▶ _Task prompt_
Using the data below, count the lines where "Address" appears, and answer with the number alone.

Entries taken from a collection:
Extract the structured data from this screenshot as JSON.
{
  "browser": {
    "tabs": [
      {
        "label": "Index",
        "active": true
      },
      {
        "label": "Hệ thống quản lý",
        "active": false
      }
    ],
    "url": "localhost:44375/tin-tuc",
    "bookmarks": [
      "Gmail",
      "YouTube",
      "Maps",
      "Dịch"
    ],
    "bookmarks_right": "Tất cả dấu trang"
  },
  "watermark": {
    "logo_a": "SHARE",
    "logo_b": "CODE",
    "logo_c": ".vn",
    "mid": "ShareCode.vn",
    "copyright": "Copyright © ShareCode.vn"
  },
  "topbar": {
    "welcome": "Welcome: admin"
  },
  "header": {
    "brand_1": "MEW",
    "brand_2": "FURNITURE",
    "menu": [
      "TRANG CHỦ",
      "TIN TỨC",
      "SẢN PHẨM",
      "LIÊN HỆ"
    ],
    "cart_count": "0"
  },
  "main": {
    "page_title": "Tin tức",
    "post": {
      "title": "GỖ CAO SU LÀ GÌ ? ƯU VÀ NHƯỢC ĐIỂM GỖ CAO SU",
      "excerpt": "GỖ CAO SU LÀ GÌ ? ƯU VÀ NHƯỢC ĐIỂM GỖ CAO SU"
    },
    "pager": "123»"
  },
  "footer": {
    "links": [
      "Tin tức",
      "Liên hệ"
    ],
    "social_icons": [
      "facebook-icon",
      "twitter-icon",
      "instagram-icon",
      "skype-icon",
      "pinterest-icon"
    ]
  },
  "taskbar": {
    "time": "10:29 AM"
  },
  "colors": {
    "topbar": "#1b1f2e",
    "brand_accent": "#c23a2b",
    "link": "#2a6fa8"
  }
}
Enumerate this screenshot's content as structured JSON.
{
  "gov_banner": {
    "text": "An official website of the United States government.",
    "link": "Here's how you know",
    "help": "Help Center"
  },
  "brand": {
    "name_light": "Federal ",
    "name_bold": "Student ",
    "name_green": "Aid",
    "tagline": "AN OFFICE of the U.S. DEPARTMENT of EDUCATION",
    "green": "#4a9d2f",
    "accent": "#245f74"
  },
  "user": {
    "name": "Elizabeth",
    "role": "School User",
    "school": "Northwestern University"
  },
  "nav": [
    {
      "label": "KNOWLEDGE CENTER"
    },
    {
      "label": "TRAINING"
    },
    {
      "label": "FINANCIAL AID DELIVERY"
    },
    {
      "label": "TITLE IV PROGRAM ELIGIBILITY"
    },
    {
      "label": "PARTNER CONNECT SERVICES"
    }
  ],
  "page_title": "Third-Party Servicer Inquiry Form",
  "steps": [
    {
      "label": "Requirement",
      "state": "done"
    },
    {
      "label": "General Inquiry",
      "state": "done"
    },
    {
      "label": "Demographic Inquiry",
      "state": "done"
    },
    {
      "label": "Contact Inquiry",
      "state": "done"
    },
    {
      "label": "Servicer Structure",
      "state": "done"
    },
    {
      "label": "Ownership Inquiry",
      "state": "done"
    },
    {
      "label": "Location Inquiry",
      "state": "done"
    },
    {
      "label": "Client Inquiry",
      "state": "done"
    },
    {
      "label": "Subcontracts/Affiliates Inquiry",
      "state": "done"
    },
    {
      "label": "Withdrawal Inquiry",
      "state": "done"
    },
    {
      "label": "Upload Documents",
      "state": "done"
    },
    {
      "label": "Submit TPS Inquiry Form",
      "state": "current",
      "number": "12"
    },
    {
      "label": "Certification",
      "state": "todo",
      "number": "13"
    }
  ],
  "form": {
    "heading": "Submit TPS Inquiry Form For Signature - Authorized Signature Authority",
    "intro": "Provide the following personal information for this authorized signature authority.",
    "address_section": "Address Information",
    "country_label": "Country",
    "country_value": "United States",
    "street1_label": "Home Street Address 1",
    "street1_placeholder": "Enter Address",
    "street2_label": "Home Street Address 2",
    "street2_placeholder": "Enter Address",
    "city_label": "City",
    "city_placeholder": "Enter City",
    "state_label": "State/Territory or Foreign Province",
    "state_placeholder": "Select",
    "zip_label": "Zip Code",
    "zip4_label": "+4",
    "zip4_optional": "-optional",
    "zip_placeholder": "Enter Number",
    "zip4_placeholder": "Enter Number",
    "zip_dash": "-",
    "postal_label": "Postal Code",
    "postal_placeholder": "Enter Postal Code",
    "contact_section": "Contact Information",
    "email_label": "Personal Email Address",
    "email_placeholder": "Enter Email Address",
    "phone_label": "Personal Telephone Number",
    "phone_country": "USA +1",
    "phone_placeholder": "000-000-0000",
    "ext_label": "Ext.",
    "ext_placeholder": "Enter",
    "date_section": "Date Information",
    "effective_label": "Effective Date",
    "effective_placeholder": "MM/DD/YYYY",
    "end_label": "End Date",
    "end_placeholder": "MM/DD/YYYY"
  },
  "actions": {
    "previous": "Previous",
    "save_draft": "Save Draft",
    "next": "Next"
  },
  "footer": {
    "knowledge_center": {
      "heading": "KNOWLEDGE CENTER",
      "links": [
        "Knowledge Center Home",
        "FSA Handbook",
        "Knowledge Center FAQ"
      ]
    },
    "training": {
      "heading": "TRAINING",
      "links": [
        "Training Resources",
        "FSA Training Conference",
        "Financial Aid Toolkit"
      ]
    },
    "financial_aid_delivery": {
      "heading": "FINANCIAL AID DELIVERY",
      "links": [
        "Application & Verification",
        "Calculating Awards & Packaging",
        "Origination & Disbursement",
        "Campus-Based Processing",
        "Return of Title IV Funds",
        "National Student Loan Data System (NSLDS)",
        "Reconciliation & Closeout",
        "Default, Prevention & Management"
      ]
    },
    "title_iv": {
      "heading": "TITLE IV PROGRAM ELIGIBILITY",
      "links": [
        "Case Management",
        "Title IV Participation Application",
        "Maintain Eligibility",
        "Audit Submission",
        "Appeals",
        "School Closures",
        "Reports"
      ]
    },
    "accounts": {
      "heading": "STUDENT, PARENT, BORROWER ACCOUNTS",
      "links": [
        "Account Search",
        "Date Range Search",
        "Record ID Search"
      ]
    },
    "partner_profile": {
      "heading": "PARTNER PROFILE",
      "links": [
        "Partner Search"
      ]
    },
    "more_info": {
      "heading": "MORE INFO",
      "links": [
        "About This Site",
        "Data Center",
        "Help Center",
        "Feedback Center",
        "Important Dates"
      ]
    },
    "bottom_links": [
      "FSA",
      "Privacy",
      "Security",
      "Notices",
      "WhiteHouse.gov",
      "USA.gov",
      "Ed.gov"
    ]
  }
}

▶ _Exercise output_
7